DevOps Tools Introduction #04: Source Code Management
Storing work results and sharing them with colleagues is an essential part of open source and DevOps culture. Source Code Management (SCM) and version control systems ensure all members of a team stay on top of changes to source code and related files. These tools are also crucial in coordinating parallel work on different features and the integration of the features for software releases. In addition to source code, SCM is often used to manage configuration files as well. Putting the configuration of cloud services under version control facilitates the deployment of an application significantly.
The LPI DevOps Tools Engineer exam dedicates the entire objective 701.3 to SCM and places Git front and center.
Get your hands dirty with Git as soon as you can by navigating to tryGit. You’ll be guided through a series of exercises which you’ll have to complete in a terminal embedded in the website. Make sure you also pay attention to the file browser and advice box underneath the terminal.
Git itself provides comprehensive documentation in the form of a free ebook. If English is not your native language, make sure to check the left menu of the book’s page for existing translations. In case you’re new to Git, you certainly want to read the Getting Started and Git Basics chapters. You might consider continuing to work through the book or skip directly to those features that the exam objectives explicitly mention, such as tags, branches, merging and submodules.
Chapter seven of the Git book introduces you to a series of useful and advanced features of Git. Browse through all the pages of this chapter and also review the entire Appendix C which summarizes the Git commands used in the book.
To wrap up this subject, spend some time and determine how Git integrates with your favorite development or administration tools. To get a feeling for how other projects use Git, find the repositories of a few free software projects you use and explore how these projects manage their development and releases.
Finally, LPI expects you to understand the differences between centralized and distributed SCM and to be aware of Apache Subversion and CVS. Learning about the differences between these SCM tools easily gets into opinion-based discussions which makes finding objective information difficult. Be aware of that during your studies. A well-balanced article by Zvonko Biškup on Git vs. SVN might be a good place to get started. You should also consider reading Martin Flower’s overview of version control tools.

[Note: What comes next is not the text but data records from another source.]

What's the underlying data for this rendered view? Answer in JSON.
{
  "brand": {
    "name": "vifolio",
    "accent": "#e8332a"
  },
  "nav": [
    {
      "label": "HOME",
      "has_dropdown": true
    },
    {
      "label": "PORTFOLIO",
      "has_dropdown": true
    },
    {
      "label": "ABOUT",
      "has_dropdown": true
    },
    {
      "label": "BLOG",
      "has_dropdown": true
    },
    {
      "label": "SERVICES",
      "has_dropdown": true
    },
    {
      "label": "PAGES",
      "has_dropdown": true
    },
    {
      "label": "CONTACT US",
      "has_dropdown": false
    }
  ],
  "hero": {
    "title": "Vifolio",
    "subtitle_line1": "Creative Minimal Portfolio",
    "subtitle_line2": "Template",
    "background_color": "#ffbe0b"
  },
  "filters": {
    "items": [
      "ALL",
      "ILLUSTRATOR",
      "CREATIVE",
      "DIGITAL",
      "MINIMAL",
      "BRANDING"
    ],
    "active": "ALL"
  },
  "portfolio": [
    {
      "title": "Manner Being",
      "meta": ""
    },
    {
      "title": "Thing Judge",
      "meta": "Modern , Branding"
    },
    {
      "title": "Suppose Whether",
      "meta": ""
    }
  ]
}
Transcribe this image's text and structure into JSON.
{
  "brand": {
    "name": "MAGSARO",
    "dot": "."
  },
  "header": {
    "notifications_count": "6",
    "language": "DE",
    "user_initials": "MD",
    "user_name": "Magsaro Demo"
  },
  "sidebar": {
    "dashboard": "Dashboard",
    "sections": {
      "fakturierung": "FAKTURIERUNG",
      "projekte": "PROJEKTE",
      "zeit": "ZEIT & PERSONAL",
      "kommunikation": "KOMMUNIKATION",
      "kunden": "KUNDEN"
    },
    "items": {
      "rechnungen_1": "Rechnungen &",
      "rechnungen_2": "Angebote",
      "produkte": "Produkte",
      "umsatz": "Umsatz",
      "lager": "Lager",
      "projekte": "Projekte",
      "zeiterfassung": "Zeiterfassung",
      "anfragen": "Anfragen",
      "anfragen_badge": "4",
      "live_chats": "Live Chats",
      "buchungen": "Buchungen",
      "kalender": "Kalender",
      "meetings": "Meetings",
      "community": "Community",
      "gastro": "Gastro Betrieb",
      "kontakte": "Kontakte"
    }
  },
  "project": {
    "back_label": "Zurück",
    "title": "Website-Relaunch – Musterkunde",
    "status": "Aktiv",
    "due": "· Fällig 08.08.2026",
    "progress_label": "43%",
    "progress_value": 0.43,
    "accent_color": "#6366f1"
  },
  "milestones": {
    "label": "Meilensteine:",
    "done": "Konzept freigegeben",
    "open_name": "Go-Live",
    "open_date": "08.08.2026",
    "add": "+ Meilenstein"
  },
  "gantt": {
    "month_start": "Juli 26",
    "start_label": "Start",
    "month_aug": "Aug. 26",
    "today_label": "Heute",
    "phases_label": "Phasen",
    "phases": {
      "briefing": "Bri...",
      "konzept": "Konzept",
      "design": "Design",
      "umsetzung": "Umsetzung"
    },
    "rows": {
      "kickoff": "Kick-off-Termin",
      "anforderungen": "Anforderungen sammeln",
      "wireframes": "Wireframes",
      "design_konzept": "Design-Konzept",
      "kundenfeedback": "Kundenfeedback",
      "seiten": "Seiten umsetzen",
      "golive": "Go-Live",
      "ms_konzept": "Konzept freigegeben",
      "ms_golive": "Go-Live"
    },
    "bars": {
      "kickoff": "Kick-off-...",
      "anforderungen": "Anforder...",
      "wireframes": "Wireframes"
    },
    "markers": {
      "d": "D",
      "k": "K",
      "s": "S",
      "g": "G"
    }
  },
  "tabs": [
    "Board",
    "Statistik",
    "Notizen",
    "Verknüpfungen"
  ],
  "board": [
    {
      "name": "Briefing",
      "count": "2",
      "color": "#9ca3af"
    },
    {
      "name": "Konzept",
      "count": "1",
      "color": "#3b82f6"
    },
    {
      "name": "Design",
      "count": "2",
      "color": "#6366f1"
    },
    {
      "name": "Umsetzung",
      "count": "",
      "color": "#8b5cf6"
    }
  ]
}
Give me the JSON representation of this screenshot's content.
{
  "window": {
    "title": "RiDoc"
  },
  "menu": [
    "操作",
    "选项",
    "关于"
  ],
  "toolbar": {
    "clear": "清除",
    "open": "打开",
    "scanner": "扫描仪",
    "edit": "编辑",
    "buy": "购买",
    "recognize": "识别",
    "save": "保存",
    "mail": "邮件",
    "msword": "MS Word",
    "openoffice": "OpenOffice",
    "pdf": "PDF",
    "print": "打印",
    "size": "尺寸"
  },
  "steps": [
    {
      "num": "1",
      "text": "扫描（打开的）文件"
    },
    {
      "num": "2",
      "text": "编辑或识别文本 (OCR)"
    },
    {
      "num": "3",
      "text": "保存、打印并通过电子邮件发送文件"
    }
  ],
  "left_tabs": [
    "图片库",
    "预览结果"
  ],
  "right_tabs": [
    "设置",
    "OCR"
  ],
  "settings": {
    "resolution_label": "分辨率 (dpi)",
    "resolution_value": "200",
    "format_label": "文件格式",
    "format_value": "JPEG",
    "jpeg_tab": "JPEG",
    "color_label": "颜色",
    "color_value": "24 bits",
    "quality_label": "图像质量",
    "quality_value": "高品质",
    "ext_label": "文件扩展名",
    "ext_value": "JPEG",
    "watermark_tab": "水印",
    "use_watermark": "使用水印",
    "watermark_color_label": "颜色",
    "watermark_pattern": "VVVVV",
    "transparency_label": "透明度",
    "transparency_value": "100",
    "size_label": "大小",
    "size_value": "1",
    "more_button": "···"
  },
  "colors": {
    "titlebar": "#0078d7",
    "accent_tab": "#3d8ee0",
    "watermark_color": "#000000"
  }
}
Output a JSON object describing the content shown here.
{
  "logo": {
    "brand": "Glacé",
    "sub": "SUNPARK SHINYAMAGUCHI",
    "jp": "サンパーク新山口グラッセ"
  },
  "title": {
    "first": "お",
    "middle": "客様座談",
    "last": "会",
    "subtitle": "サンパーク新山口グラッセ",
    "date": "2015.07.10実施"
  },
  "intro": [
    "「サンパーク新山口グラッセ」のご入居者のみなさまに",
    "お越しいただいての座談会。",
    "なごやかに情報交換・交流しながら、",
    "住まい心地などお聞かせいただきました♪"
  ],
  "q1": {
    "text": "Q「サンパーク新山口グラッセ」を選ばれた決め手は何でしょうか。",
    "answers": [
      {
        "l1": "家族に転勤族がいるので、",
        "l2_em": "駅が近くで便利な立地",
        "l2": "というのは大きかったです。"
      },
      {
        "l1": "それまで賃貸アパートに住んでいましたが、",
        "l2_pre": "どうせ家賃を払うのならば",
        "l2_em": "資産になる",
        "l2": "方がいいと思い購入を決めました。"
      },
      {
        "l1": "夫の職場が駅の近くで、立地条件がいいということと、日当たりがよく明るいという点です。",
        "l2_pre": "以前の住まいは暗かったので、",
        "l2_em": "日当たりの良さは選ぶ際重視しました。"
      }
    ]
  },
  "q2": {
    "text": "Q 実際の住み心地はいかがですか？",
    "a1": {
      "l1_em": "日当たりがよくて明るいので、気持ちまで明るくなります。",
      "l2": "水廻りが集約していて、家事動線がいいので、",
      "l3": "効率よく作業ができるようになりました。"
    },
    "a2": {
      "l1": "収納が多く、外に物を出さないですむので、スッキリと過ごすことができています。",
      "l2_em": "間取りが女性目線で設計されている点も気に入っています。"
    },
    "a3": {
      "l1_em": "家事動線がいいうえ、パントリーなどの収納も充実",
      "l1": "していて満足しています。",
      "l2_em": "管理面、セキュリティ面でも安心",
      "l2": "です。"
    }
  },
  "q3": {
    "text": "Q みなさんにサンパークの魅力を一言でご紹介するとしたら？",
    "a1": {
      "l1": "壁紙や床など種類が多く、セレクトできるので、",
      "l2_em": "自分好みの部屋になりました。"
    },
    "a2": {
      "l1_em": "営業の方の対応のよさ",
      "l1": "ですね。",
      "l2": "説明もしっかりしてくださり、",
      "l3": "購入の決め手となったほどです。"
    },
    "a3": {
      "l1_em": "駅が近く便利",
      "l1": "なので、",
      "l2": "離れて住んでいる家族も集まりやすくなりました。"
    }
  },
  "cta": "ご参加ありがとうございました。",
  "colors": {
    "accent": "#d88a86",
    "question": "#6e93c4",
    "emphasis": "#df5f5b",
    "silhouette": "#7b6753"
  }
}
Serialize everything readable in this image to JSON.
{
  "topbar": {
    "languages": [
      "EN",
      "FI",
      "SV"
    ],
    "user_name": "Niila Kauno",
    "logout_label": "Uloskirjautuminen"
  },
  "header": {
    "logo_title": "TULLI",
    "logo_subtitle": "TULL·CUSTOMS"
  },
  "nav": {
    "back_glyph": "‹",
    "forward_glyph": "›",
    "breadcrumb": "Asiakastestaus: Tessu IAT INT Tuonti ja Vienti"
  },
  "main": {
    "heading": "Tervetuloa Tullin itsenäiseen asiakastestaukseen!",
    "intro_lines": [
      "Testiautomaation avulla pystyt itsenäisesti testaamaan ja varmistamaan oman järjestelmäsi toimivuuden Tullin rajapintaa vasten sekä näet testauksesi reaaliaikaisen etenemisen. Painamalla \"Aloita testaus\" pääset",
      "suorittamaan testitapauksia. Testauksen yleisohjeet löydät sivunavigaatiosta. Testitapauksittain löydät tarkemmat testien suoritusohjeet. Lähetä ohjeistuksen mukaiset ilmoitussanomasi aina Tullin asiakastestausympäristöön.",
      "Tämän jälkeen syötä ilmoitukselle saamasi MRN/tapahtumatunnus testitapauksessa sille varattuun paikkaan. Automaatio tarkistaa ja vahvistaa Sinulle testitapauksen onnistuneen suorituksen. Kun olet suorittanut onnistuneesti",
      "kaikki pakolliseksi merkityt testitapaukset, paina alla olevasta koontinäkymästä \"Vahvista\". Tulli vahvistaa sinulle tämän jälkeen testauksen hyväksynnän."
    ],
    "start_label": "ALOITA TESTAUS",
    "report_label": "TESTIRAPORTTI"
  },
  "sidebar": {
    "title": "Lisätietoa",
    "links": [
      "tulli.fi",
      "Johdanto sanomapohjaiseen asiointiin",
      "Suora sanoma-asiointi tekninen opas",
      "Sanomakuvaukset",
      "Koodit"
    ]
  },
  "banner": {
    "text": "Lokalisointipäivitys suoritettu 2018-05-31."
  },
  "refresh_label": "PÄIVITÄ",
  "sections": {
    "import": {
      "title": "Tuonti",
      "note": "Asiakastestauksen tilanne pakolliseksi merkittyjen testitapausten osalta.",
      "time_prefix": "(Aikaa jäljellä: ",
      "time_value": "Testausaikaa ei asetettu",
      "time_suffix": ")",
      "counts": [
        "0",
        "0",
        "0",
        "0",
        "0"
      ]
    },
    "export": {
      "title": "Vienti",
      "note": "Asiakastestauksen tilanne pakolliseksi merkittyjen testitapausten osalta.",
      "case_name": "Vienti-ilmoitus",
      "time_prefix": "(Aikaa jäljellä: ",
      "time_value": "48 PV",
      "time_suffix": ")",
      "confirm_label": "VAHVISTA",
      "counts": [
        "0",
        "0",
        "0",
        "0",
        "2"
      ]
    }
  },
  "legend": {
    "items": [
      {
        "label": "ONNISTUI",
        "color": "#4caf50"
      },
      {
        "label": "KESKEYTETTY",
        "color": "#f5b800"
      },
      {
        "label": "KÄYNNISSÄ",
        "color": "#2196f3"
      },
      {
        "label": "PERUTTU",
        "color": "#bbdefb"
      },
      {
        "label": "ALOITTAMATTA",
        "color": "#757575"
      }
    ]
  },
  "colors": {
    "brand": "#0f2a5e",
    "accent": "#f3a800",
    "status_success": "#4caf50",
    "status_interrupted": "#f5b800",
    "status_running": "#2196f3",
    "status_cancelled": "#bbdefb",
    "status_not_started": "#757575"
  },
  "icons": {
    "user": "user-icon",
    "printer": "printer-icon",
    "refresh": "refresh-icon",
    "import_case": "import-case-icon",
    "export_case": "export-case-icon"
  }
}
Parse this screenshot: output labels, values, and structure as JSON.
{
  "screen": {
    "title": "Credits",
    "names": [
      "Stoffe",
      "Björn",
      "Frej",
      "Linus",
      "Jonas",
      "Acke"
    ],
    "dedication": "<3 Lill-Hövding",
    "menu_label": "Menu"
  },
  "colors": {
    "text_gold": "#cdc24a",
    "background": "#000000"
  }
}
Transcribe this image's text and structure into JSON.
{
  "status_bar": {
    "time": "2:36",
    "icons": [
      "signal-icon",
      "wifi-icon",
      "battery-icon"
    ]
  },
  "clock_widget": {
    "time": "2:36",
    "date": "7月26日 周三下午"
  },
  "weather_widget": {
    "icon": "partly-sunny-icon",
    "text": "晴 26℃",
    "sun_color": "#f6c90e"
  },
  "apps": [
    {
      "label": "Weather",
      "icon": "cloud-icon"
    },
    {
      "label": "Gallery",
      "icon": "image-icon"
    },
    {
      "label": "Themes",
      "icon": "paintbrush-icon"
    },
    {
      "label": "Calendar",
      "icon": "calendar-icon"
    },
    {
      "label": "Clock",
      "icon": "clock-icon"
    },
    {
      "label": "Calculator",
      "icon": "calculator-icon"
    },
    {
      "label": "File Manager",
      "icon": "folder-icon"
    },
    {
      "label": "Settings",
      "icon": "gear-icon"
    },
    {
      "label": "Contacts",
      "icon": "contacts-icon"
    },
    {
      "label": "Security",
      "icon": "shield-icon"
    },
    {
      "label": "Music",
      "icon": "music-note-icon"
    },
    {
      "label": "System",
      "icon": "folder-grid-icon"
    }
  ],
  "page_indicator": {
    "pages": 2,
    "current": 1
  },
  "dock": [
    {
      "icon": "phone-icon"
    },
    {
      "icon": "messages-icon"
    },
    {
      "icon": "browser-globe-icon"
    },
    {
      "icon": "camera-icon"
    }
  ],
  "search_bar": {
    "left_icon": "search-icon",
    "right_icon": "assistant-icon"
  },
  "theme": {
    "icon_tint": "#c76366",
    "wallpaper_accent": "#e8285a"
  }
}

Popper version control is the base for successful DevOps. Once source code and configuration files are put under version control, build tools can retrieve them to start automated builds, tests and deployment. We will learn more about this next week, when we’ll discuss continuous integration and continuous delivery.